● Records from a data collection
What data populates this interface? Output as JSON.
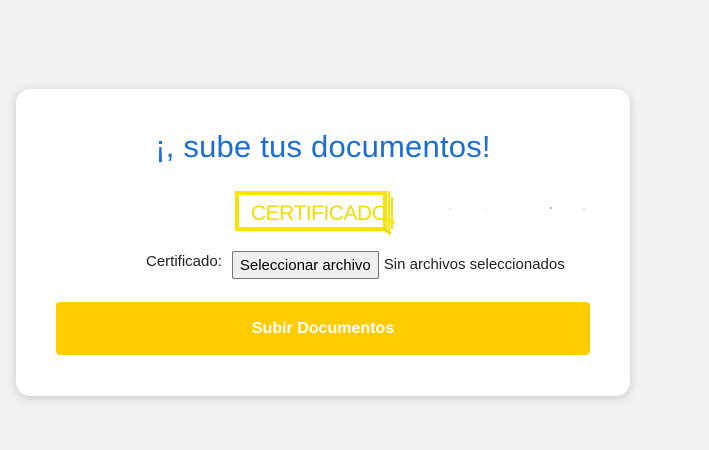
{
  "page": {
    "title": "¡, sube tus documentos!"
  },
  "logo": {
    "text": "CERTIFICADO",
    "color": "#f7e500"
  },
  "upload": {
    "label": "Certificado:",
    "button_label": "Seleccionar archivo",
    "status_text": "Sin archivos seleccionados"
  },
  "submit": {
    "label": "Subir Documentos",
    "color": "#ffcc00"
  },
  "colors": {
    "title": "#1a6fd6",
    "background": "#f2f2f2",
    "card": "#ffffff"
  }
}
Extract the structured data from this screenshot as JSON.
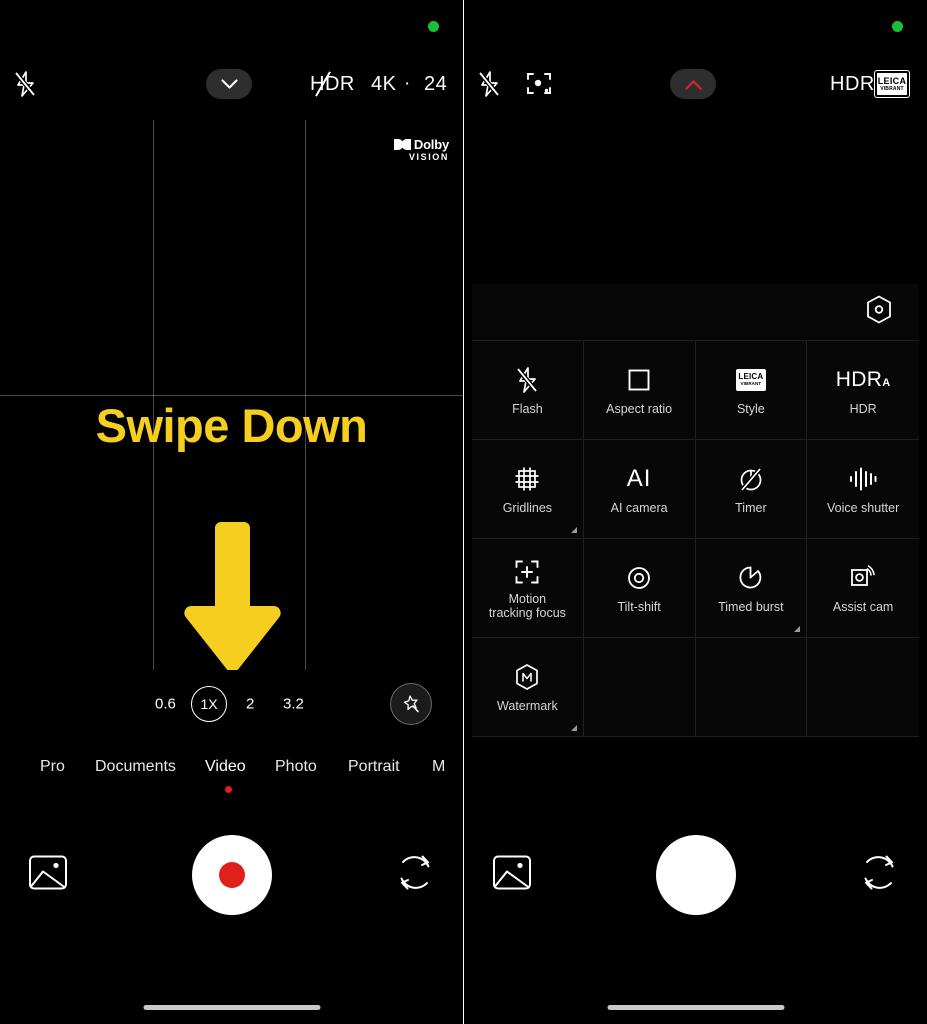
{
  "left_screen": {
    "status": {
      "recording_indicator": "recording-active",
      "indicator_color": "#19c13a"
    },
    "top_bar": {
      "flash_icon": "flash-off-icon",
      "expand_button": "chevron-down-icon",
      "hdr_label": "HDR",
      "resolution_label": "4K",
      "separator": "·",
      "fps_label": "24"
    },
    "viewfinder": {
      "dolby_brand": "Dolby",
      "dolby_sub": "VISION",
      "overlay_text": "Swipe Down",
      "overlay_color": "#F5CE1F",
      "arrow_icon": "down-arrow-icon",
      "gridlines": "3x3-grid"
    },
    "zoom_bar": {
      "levels": [
        "0.6",
        "1X",
        "2",
        "3.2"
      ],
      "selected": "1X",
      "magic_button": "magic-wand-icon"
    },
    "modes": {
      "items": [
        "Pro",
        "Documents",
        "Video",
        "Photo",
        "Portrait",
        "M"
      ],
      "active": "Video"
    },
    "shutter_bar": {
      "gallery_icon": "gallery-image-icon",
      "record_button": "record-button",
      "flip_icon": "flip-camera-icon"
    },
    "home_indicator": "home-gesture-bar"
  },
  "right_screen": {
    "status": {
      "recording_indicator": "recording-active",
      "indicator_color": "#19c13a"
    },
    "top_bar": {
      "flash_icon": "flash-off-icon",
      "focus_icon": "motion-tracking-focus-icon",
      "collapse_button": "chevron-up-icon",
      "collapse_color": "#c42b2b",
      "hdr_label": "HDR",
      "style_badge_line1": "LEICA",
      "style_badge_line2": "VIBRANT"
    },
    "settings_panel": {
      "more_settings_icon": "hexagon-settings-icon",
      "items": [
        {
          "label": "Flash",
          "icon": "flash-off-icon",
          "expandable": false
        },
        {
          "label": "Aspect ratio",
          "icon": "square-ratio-icon",
          "expandable": false
        },
        {
          "label": "Style",
          "icon": "leica-vibrant-badge-icon",
          "badge_line1": "LEICA",
          "badge_line2": "VIBRANT",
          "expandable": false
        },
        {
          "label": "HDR",
          "icon": "hdr-auto-icon",
          "icon_text": "HDR",
          "icon_sub": "A",
          "expandable": false
        },
        {
          "label": "Gridlines",
          "icon": "gridlines-icon",
          "expandable": true
        },
        {
          "label": "AI camera",
          "icon": "ai-icon",
          "icon_text": "AI",
          "expandable": false
        },
        {
          "label": "Timer",
          "icon": "timer-off-icon",
          "expandable": false
        },
        {
          "label": "Voice shutter",
          "icon": "voice-shutter-icon",
          "expandable": false
        },
        {
          "label": "Motion\ntracking focus",
          "label_line1": "Motion",
          "label_line2": "tracking focus",
          "icon": "motion-tracking-focus-icon",
          "expandable": false
        },
        {
          "label": "Tilt-shift",
          "icon": "tilt-shift-icon",
          "expandable": false
        },
        {
          "label": "Timed burst",
          "icon": "timed-burst-icon",
          "expandable": true
        },
        {
          "label": "Assist cam",
          "icon": "assist-cam-icon",
          "expandable": false
        },
        {
          "label": "Watermark",
          "icon": "watermark-hexagon-icon",
          "expandable": true
        }
      ]
    },
    "shutter_bar": {
      "gallery_icon": "gallery-image-icon",
      "shutter_button": "photo-shutter-button",
      "flip_icon": "flip-camera-icon"
    },
    "home_indicator": "home-gesture-bar"
  }
}
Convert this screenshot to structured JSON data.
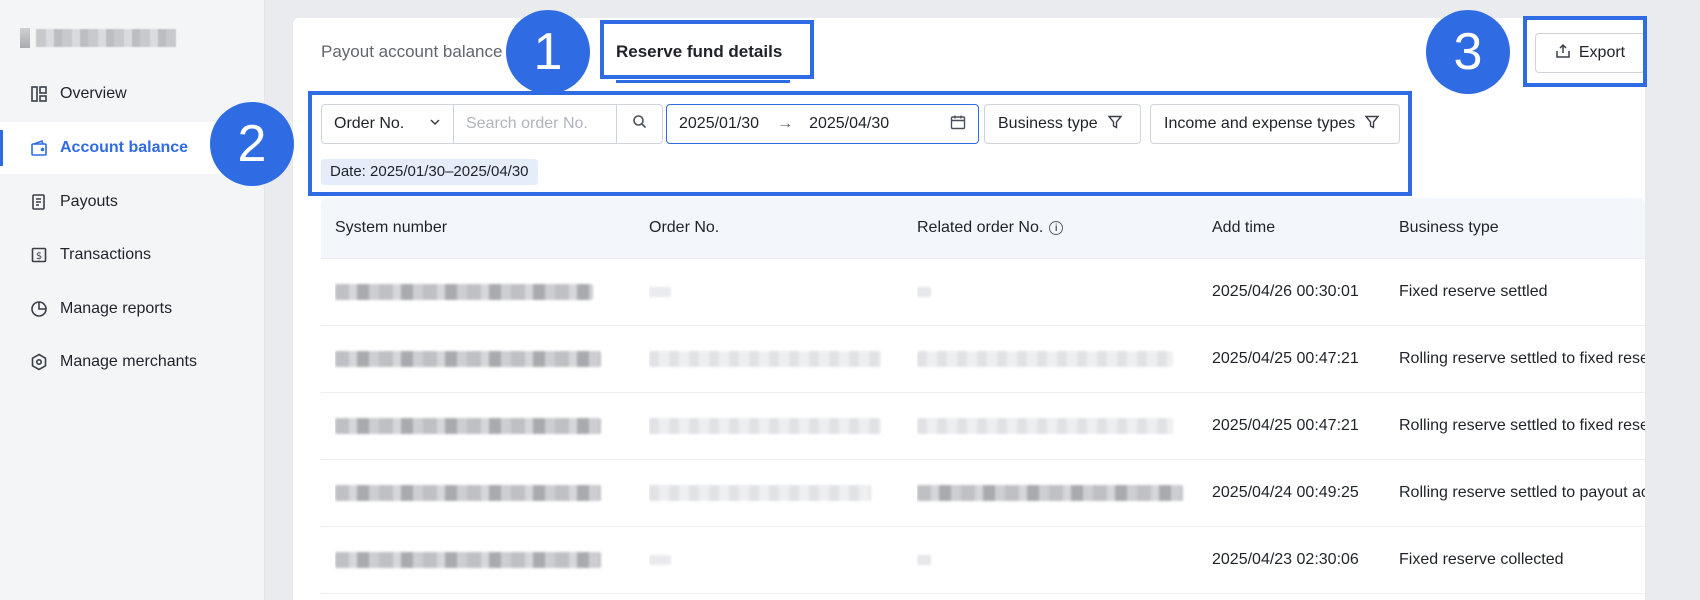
{
  "sidebar": {
    "items": [
      {
        "label": "Overview",
        "icon": "overview-icon"
      },
      {
        "label": "Account balance",
        "icon": "wallet-icon",
        "active": true
      },
      {
        "label": "Payouts",
        "icon": "payout-icon"
      },
      {
        "label": "Transactions",
        "icon": "transaction-icon"
      },
      {
        "label": "Manage reports",
        "icon": "pie-chart-icon"
      },
      {
        "label": "Manage merchants",
        "icon": "hexagon-icon"
      }
    ]
  },
  "tabs": {
    "payout_label": "Payout account balance",
    "reserve_label": "Reserve fund details"
  },
  "export_label": "Export",
  "filters": {
    "order_select": "Order No.",
    "search_placeholder": "Search order No.",
    "date_start": "2025/01/30",
    "date_end": "2025/04/30",
    "business_type": "Business type",
    "income_expense": "Income and expense types",
    "date_tag": "Date: 2025/01/30–2025/04/30"
  },
  "table": {
    "headers": [
      "System number",
      "Order No.",
      "Related order No.",
      "Add time",
      "Business type"
    ],
    "rows": [
      {
        "add_time": "2025/04/26 00:30:01",
        "business_type": "Fixed reserve settled"
      },
      {
        "add_time": "2025/04/25 00:47:21",
        "business_type": "Rolling reserve settled to fixed rese"
      },
      {
        "add_time": "2025/04/25 00:47:21",
        "business_type": "Rolling reserve settled to fixed rese"
      },
      {
        "add_time": "2025/04/24 00:49:25",
        "business_type": "Rolling reserve settled to payout ac"
      },
      {
        "add_time": "2025/04/23 02:30:06",
        "business_type": "Fixed reserve collected"
      }
    ]
  },
  "annotations": [
    "1",
    "2",
    "3"
  ],
  "colors": {
    "accent": "#2f6be3",
    "annotation": "#2f6be3"
  }
}
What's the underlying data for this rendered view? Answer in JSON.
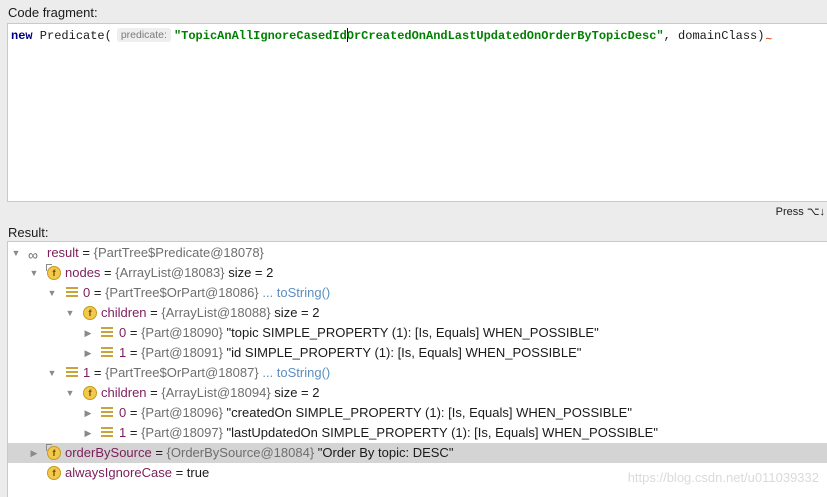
{
  "code_fragment": {
    "label": "Code fragment:",
    "keyword": "new",
    "class_open": " Predicate(",
    "param_hint": "predicate:",
    "string_before_caret": "\"TopicAnAllIgnoreCasedId",
    "string_after_caret": "OrCreatedOnAndLastUpdatedOnOrderByTopicDesc\"",
    "tail": ", domainClass)"
  },
  "shortcut_hint": "Press ⌥↓",
  "result": {
    "label": "Result:",
    "rows": [
      {
        "name": "result",
        "eq": " = ",
        "ref": "{PartTree$Predicate@18078}",
        "extra": ""
      },
      {
        "name": "nodes",
        "eq": " = ",
        "ref": "{ArrayList@18083}",
        "extra": "  size = 2"
      },
      {
        "name": "0",
        "eq": " = ",
        "ref": "{PartTree$OrPart@18086}",
        "extra": "",
        "link": " ... toString()"
      },
      {
        "name": "children",
        "eq": " = ",
        "ref": "{ArrayList@18088}",
        "extra": "  size = 2"
      },
      {
        "name": "0",
        "eq": " = ",
        "ref": "{Part@18090}",
        "extra": " \"topic SIMPLE_PROPERTY (1): [Is, Equals] WHEN_POSSIBLE\""
      },
      {
        "name": "1",
        "eq": " = ",
        "ref": "{Part@18091}",
        "extra": " \"id SIMPLE_PROPERTY (1): [Is, Equals] WHEN_POSSIBLE\""
      },
      {
        "name": "1",
        "eq": " = ",
        "ref": "{PartTree$OrPart@18087}",
        "extra": "",
        "link": " ... toString()"
      },
      {
        "name": "children",
        "eq": " = ",
        "ref": "{ArrayList@18094}",
        "extra": "  size = 2"
      },
      {
        "name": "0",
        "eq": " = ",
        "ref": "{Part@18096}",
        "extra": " \"createdOn SIMPLE_PROPERTY (1): [Is, Equals] WHEN_POSSIBLE\""
      },
      {
        "name": "1",
        "eq": " = ",
        "ref": "{Part@18097}",
        "extra": " \"lastUpdatedOn SIMPLE_PROPERTY (1): [Is, Equals] WHEN_POSSIBLE\""
      },
      {
        "name": "orderBySource",
        "eq": " = ",
        "ref": "{OrderBySource@18084}",
        "extra": " \"Order By topic: DESC\""
      },
      {
        "name": "alwaysIgnoreCase",
        "eq": " = ",
        "ref": "",
        "extra": "true"
      }
    ]
  },
  "watermark": "https://blog.csdn.net/u011039332",
  "icons": {
    "expanded": "triangle-down-icon",
    "collapsed": "triangle-right-icon",
    "field": "field-f-icon",
    "list": "list-element-icon",
    "watch": "watch-glasses-icon"
  },
  "colors": {
    "keyword": "#000080",
    "string": "#008000",
    "field_name": "#7b1e5b",
    "link": "#5a8fbf",
    "selection": "#d4d4d4"
  }
}
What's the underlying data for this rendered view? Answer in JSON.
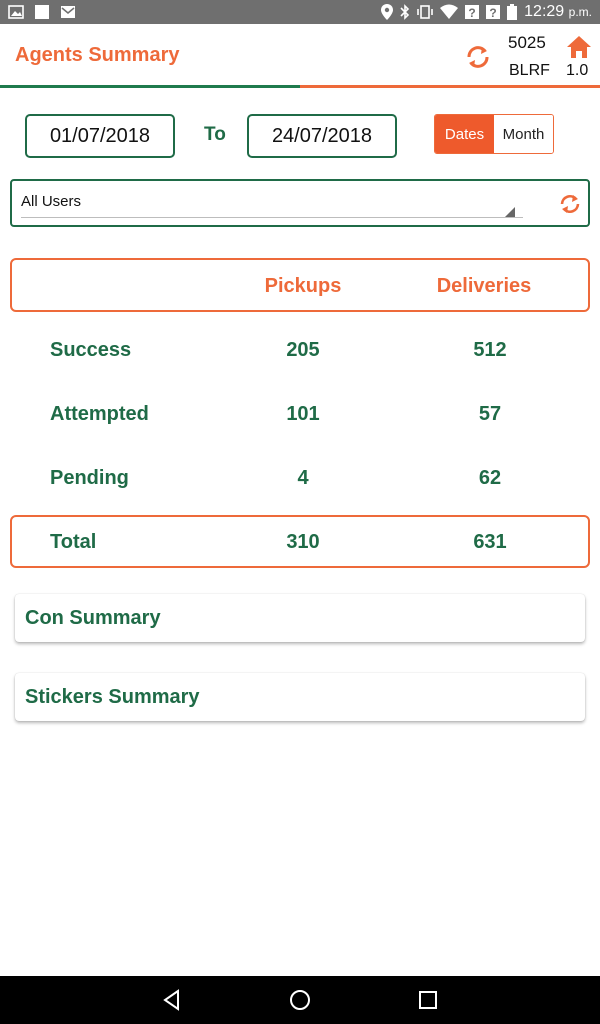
{
  "status_bar": {
    "time": "12:29",
    "time_suffix": "p.m.",
    "icons": [
      "image-icon",
      "square-icon",
      "mail-icon",
      "location-icon",
      "bluetooth-icon",
      "vibrate-icon",
      "wifi-icon",
      "no-signal-icon",
      "no-signal-icon",
      "battery-icon"
    ]
  },
  "header": {
    "title": "Agents Summary",
    "code_top": "5025",
    "code_bottom": "BLRF",
    "version": "1.0"
  },
  "filters": {
    "from_date": "01/07/2018",
    "to_label": "To",
    "to_date": "24/07/2018",
    "mode_dates": "Dates",
    "mode_month": "Month",
    "selected_mode": "Dates",
    "user_select": "All Users"
  },
  "summary": {
    "col_pickups": "Pickups",
    "col_deliveries": "Deliveries",
    "rows": [
      {
        "label": "Success",
        "pickups": "205",
        "deliveries": "512"
      },
      {
        "label": "Attempted",
        "pickups": "101",
        "deliveries": "57"
      },
      {
        "label": "Pending",
        "pickups": "4",
        "deliveries": "62"
      }
    ],
    "total": {
      "label": "Total",
      "pickups": "310",
      "deliveries": "631"
    }
  },
  "sections": {
    "con_summary": "Con Summary",
    "stickers_summary": "Stickers Summary"
  },
  "colors": {
    "accent_orange": "#ee6a3a",
    "accent_green": "#1f6b47",
    "status_bar": "#6f6f6f",
    "nav_bar": "#000000"
  }
}
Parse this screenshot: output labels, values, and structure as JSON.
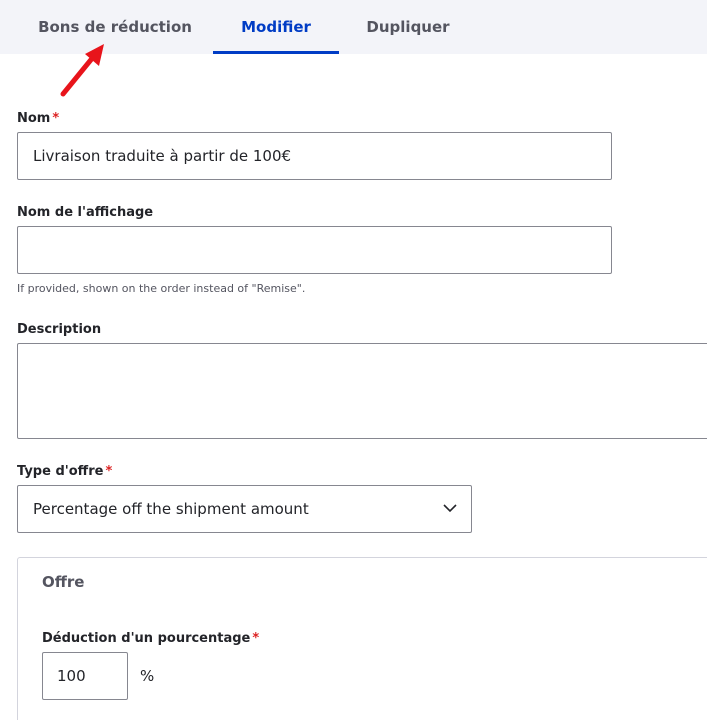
{
  "tabs": [
    {
      "label": "Bons de réduction",
      "active": false
    },
    {
      "label": "Modifier",
      "active": true
    },
    {
      "label": "Dupliquer",
      "active": false
    }
  ],
  "form": {
    "name": {
      "label": "Nom",
      "required_marker": "*",
      "value": "Livraison traduite à partir de 100€"
    },
    "display_name": {
      "label": "Nom de l'affichage",
      "value": "",
      "help": "If provided, shown on the order instead of \"Remise\"."
    },
    "description": {
      "label": "Description",
      "value": ""
    },
    "offer_type": {
      "label": "Type d'offre",
      "required_marker": "*",
      "selected": "Percentage off the shipment amount"
    },
    "offer": {
      "legend": "Offre",
      "percentage": {
        "label": "Déduction d'un pourcentage",
        "required_marker": "*",
        "value": "100",
        "suffix": "%"
      }
    }
  },
  "colors": {
    "accent": "#003cc5",
    "required": "#dc2323",
    "annotation_arrow": "#e8141b"
  },
  "icons": {
    "annotation": "red-arrow-icon",
    "select": "chevron-down-icon"
  }
}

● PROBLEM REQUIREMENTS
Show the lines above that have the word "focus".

● WRITTEN REPLY
      "focus_icon": "motion-tracking-focus-icon",
          "label": "Motion\ntracking focus",
          "label_line2": "tracking focus",
          "icon": "motion-tracking-focus-icon",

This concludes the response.